Increasingly, therefore, across developing economies transiting from authoritarian to liberal democratic governments, much of the emphasis on defence of popular rights is shifting from the previous concern with the conduct of regular elections, and the battery of third party institutions organised to ensure that such elections are free and fair to considerations of the independence of the judiciary. Whereas, previously, the ability to choose one’s government was considered a high-order right, it has become clear that lower-order institutions have a constructive role to play in the enthronement of this right. The vulnerabilities of a democracy are not solely from errors of commission (as in when would-be monarchs interfere with the proper running of the process). There are, increasingly, also threats to governance from the quotidian exercise of the institutions of the state (look no further than Donald Trump’s America). Confirming the fact that the successful management of a democracy is not about regular elections only.
Despite the media focus on the happenings in Kenya last week, in a way, across key swathes of the developing world, courts delivered judgements that point to new levels of maturity in these parts. The constitutional court’s decision in Guatemala to over-rule President Jimmy Morales’s expulsion of Iván Velásquez was simultaneously a clear statement on the boundaries of presidential powers in a democracy, as it was a vote for clean politics. President Morales took exception to the International Commission against Impunity in Guatemala’s (CICIG) — a UN-backed body, which Mr. Velásquez heads — decision to open investigations on the funding of his party the National Convergence Front (FCN).
In India, the supreme court faced a challenge of a different order.
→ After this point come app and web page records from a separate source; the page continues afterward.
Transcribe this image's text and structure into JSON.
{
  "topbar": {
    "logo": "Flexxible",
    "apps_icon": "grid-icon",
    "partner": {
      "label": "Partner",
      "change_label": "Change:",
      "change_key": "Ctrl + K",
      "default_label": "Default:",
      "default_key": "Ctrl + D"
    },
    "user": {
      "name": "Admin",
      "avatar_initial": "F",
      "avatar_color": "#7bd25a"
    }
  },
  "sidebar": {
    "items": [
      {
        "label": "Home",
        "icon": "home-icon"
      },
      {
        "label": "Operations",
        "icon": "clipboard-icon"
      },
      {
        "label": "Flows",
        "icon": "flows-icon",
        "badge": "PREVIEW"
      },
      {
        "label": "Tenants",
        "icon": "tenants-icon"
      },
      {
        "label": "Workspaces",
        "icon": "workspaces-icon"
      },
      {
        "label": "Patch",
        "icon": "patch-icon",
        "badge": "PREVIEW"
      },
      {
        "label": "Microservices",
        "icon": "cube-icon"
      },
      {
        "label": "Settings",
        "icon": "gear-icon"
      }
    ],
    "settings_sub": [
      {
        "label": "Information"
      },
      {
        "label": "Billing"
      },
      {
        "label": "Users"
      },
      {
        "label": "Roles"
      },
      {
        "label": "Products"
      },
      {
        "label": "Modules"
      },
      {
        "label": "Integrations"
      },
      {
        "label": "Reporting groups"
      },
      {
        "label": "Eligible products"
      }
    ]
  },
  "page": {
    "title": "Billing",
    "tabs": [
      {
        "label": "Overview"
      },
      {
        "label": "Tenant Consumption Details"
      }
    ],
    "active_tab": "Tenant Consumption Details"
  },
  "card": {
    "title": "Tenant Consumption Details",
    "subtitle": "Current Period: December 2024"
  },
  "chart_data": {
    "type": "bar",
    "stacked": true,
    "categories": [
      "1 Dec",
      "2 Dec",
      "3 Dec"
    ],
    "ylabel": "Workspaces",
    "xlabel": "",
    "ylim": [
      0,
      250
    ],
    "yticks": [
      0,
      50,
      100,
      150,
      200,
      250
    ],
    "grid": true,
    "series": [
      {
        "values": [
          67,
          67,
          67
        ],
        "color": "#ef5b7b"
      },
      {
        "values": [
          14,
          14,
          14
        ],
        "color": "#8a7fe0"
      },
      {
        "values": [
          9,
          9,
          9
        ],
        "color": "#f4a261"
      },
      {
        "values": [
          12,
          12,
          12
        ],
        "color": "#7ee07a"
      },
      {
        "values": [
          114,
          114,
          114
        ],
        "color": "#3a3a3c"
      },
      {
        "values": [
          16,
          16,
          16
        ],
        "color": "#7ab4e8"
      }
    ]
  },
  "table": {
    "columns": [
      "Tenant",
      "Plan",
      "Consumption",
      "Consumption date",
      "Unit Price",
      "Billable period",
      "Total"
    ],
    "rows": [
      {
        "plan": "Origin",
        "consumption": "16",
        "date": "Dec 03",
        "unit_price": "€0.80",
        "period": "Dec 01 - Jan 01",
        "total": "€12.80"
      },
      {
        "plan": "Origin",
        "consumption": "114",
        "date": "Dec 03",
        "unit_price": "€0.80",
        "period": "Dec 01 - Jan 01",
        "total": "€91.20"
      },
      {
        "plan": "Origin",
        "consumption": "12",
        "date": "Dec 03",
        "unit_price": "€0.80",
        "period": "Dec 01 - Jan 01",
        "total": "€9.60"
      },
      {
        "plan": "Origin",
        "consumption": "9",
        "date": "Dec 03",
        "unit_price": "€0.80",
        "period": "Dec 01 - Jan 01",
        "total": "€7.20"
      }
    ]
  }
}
Again, much of the media focus on Indian courts, last week, was as excited about the boost to women’s rights from the ban on the “triple talaq” (which, until the verdict, made it easy for men to divorce their wives by uttering the Arabic word for “divorce” three times), as it was by the emphasis on equality before the law purportedly reinforced by a state court which found Ram Rahim Singh guilty of rape. Of greater moment though, was the Indian supreme court’s finding that “privacy” is a key part of all the many liberties that a democracy argues as basic to our collective humanity. Put this way, there is no stronger let on hubristic government than one where the laws are described and operated with broad attention to protecting individual rights.
Ironically, while privacy is important for the enjoyment of those rights without which our humanity is considerably diminished, if not completely negated, the standards by which this concept must be enforced loosen in their application to those who would govern. Therefore, Uhuru Kenyatta’s response to the Kenyan Supreme Court’s ruling fell short of the acceptable. Even in the English language rendition, the narrative around 6 people putting the kybosh on an election in which millions cast their vote was far from a positive take on the outcome. It, therefore, mattered that the Law Society of Kenya came out unequivocally on the Kenyan president’s response in Swahili to the court’s decision.
Uhuru Kenyatta’s characterisation of the Supreme Court of Kenya as crooks or scoundrels, and his threat to fix the court once he’s re-elected are vulnerabilities that elections often fail to fix. They are not often enough, on their own, in jurisdictions with multiple fissiparous tendencies to lead to damaging vote loss. Accordingly, failings of this type make the strongest case for strengthening lower order institutions in frontier economies such as ours.